MONETARY CONSTRAINTS may deny 10-year-old Kiran much-needed bone marrow transplant.
Daughter of a daily wager, she suffers from Aplastic anemia — a disease in which bone marrow stops making blood. The girl requires a bone marrow transplant for which Sanjay Gandhi Post Graduate Institute of Medical Sciences (SGPGIMS) needs at least Rs 6.5 lakh.
Humanitarian help came from various quarters, but in instalments — first, Rs 2.38 lakh and then, Rs 4 lakh. Logically, this together makes up Rs 6.38 lakh required for the transplant.
But the transplant could not take place and cannot be done till SGPGIMS has at least Rs 6 lakh in the patient’s account.
By the time, the second sum of Rs 4 lakh found its way into the account, the earlier amount of Rs 2.38 lakh was exhausted in keeping Kiran alive — through blood, platelets infusion and checking of infections. The money was spent in a month.
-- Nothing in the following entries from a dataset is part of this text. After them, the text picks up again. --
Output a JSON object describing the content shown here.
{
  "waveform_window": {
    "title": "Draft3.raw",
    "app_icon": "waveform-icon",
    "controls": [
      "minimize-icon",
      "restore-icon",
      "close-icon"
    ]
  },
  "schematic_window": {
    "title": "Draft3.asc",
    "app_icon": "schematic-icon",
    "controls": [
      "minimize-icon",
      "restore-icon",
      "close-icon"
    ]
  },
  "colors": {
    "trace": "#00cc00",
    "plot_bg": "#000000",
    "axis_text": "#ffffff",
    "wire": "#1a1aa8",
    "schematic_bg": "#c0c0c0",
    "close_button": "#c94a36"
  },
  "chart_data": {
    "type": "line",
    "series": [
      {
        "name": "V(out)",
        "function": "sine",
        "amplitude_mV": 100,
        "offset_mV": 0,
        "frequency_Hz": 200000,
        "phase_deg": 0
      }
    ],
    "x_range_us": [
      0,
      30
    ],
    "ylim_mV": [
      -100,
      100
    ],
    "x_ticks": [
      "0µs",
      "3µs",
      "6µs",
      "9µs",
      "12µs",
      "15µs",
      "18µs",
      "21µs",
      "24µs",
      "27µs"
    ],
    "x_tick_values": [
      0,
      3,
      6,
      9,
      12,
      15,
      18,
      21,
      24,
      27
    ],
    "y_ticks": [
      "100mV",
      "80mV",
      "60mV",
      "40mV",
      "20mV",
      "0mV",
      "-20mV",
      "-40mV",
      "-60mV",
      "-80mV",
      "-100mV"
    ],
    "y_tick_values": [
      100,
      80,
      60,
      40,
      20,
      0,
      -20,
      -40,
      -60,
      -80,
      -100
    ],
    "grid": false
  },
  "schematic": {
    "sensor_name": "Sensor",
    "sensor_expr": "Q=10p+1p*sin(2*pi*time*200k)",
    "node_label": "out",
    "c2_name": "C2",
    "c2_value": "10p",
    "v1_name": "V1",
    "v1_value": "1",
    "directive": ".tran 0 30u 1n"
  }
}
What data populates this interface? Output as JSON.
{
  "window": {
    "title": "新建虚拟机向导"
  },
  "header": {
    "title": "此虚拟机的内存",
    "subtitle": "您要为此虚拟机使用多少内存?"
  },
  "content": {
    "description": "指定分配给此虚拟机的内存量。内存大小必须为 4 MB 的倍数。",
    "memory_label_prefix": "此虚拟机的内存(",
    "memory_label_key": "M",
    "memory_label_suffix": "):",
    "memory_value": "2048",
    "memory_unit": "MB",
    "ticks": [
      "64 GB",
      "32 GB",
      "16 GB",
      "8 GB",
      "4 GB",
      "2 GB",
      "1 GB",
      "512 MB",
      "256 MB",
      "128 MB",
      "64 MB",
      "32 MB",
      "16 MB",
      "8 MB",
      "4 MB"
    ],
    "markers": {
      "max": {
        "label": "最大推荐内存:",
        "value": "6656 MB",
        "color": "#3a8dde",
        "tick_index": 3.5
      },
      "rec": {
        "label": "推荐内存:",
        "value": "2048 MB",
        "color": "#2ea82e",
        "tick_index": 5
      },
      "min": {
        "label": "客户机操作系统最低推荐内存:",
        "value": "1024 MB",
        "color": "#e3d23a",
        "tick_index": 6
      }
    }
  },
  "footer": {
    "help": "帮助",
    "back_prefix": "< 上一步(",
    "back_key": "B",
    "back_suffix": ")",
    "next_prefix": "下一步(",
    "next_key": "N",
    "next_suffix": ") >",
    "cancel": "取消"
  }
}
“While bone marrow transplant is a costly affair, keeping a patient alive till transplant takes place is no way cheap,” said professor & head of the Department of Heamatology, SGPGIMS, Sonia Nityanand.
In response to an appeal by Eshwar Children’s Welfare Foundation (ECWF), all the major contributors — Chief Minister’s fund (Rs one lakh), Sahara Parivar (Rs 60,000) and Modern School (Rs 41,000) had forwarded the cheques/drafts to director, SGPGIMS for Kiran’s PD (patient’s deposit) account. “We now have cheques and drafts worth Rs 4 lakh for Kiran. But, the previous amount is almost gone,” admitted Sapna Upadhyay of ECWF.
Moreover, allegation and counter-allegations coupled with bitterness is creeping in amongst Kiran’s parents, Upadhyay and Dr Nityanand. While Kiran’s parents are accusing Sapna of collecting the funds but not forwarding the same into Kiran’s account, Upadhyay is alleging that SGPGIMS has wasted over Rs 2 lakh without performing any transplant. All the while, Nityanand is saying she can’t go ahead with the transplant unless Kiran’s PD account has a balance of Rs 6.5 lakh.
Aplastic anemia is one of the most difficult transplants, and SGPGIMS has till date performed the procedure on nine patients, of whom eight are alive.